•What are you working on presently? A new contemporary or something else?
I’m preparing to rewrite a Christmas book I’d written with Steeple Hill Love Inspired in mind. It’s a funny, emotional book and I can’t wait to return to it.
•Are you in the process of submitting your works to contests, agents or editors?
Yes, I recently submitted the partial of my latest romantic suspense, The Lies that Bind, to an agent and an editor. I will enter it into one contest this summer.
Five Facts About Jill the Writer
~ I never write in PJs because I need to feel professional.
~ I snack on fresh fruit when I write because I could eat wood chips and not notice. I don’t want to waste the calories!
~ I keep an idea journal and add to it whenever something strikes me.
~ My writing makes me laugh out loud during my first draft, but I cringe while revising.
~ Sometimes when I’m in the writing zone, I get that first date, fluttery feeling. Isn’t that the best feeling?
Five Fun Facts About Jill the Person
~ I love to polka!
~ I used to live on a Civil War Battlefield and could practically see the ragtag Confederate soldiers picking their way through the overgrown forest.
~ My family has to drag me away from the rabbit barn at any county fair.
~ I’m fascinated with frugality. I may have read every book written on the topic.
~ I think the tradition of afternoon tea should make a comeback. Naturally, I’ll need a few servants, several friends to call (you’re all invited), and a big manor house to host it in, and maybe my hubby will need to be knighted?
Jill’s Question for You
•I’ve enjoyed having you as my guest, Jill. Thanks for your great answers to my questions. And now it’s your turn to ask a question of your visitors. What would you like to know?

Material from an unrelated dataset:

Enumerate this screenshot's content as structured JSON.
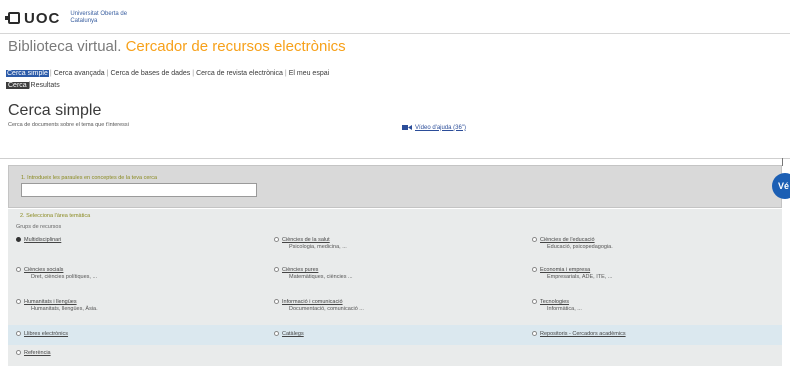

What holds you back in regards to writing? Your own inner demons or outside constraints? Or maybe nothing holds you back? My hat’s off to you!
Learn More About Jill
Visit her blog – http://jillkemerer.blogspot.com
Visit her Web site – http://www.jillkemerer.com
Friend her on Facebook: Jill Kemerer
Follow her on Twitter: jillkemerer
Leave a Comment for Two Chances to Win
My Regular Drawing
My next drawing will take place August 10th. The winner will receive a set of thirty vinyl-covered paper clips and a set of six binder clips decorated with mock typewriter keys, a fun addition to any writer’s workspace.
To enter the drawing, just leave a comment on any blog post by August 10th and enter your email address when prompted. (I don’t share your information or add it to any mailing lists.) On August 11th, I’ll post the winner’s name in the Welcome post at the top of the blog.
You could also win a First Sale Scrapbook!
If you’d like to have a chance at winning a First Sale Scrapbook created by me, your blog hostess Keli Gwyn, leave a comment on any post between now and July 31st. Be sure to include your name and email address when prompted if you want to be entered in the drawing. (Your information will not be shared.) Click red link above to see samples of covers and pages.
On August 1st, I will choose one person who will have her/his choice of several covers on an 8×8 inch, twenty-page scrapbook in which s/he can document that long-awaited first sale. The pages will cover various milestones including The Call, signing the contract, receiving the first advance payment and holding your debut novel in your hands.
(No scrapbooking skills required. You just add your photos and journaling.)